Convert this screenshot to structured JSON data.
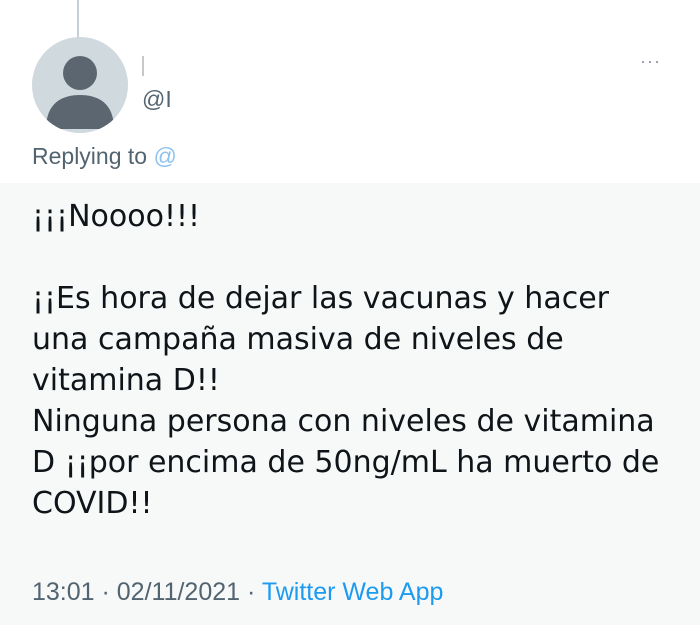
{
  "tweet": {
    "display_name": "",
    "handle": "@I",
    "replying_prefix": "Replying to ",
    "replying_handle": "@",
    "more_icon": "more-horizontal-icon",
    "text": "¡¡¡Noooo!!!\n\n¡¡Es hora de dejar las vacunas y hacer una campaña masiva de niveles de vitamina D!!\nNinguna persona con niveles de vitamina D ¡¡por encima de 50ng/mL ha muerto de COVID!!",
    "time": "13:01",
    "dot1": " · ",
    "date": "02/11/2021",
    "dot2": " · ",
    "source": "Twitter Web App"
  },
  "colors": {
    "link": "#1d9bf0",
    "secondary_text": "#536471",
    "primary_text": "#0f1419",
    "background_lower": "#f7f9f9"
  }
}
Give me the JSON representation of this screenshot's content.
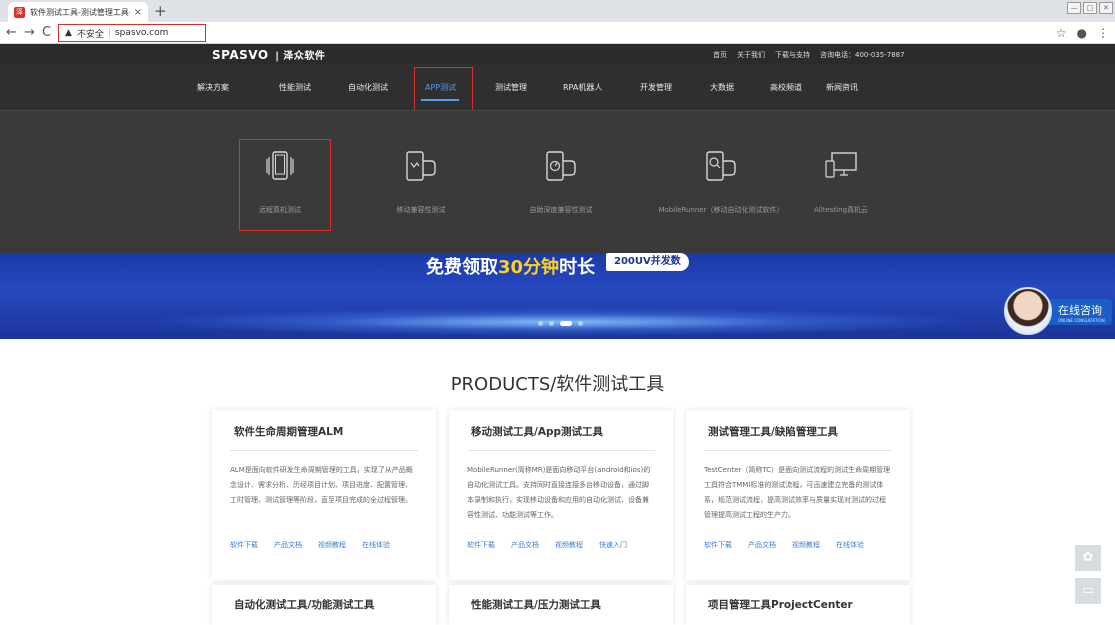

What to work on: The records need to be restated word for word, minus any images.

Solution to this task:
Convert this screenshot to structured JSON data.
{
  "tweet": {
    "display_name": "",
    "handle": "@I",
    "replying_prefix": "Replying to ",
    "replying_handle": "@",
    "more_icon": "more-horizontal-icon",
    "text": "¡¡¡Noooo!!!\n\n¡¡Es hora de dejar las vacunas y hacer una campaña masiva de niveles de vitamina D!!\nNinguna persona con niveles de vitamina D ¡¡por encima de 50ng/mL ha muerto de COVID!!",
    "time": "13:01",
    "dot1": " · ",
    "date": "02/11/2021",
    "dot2": " · ",
    "source": "Twitter Web App"
  },
  "colors": {
    "link": "#1d9bf0",
    "secondary_text": "#536471",
    "primary_text": "#0f1419",
    "background_lower": "#f7f9f9"
  }
}
Give me the JSON representation of this screenshot's content.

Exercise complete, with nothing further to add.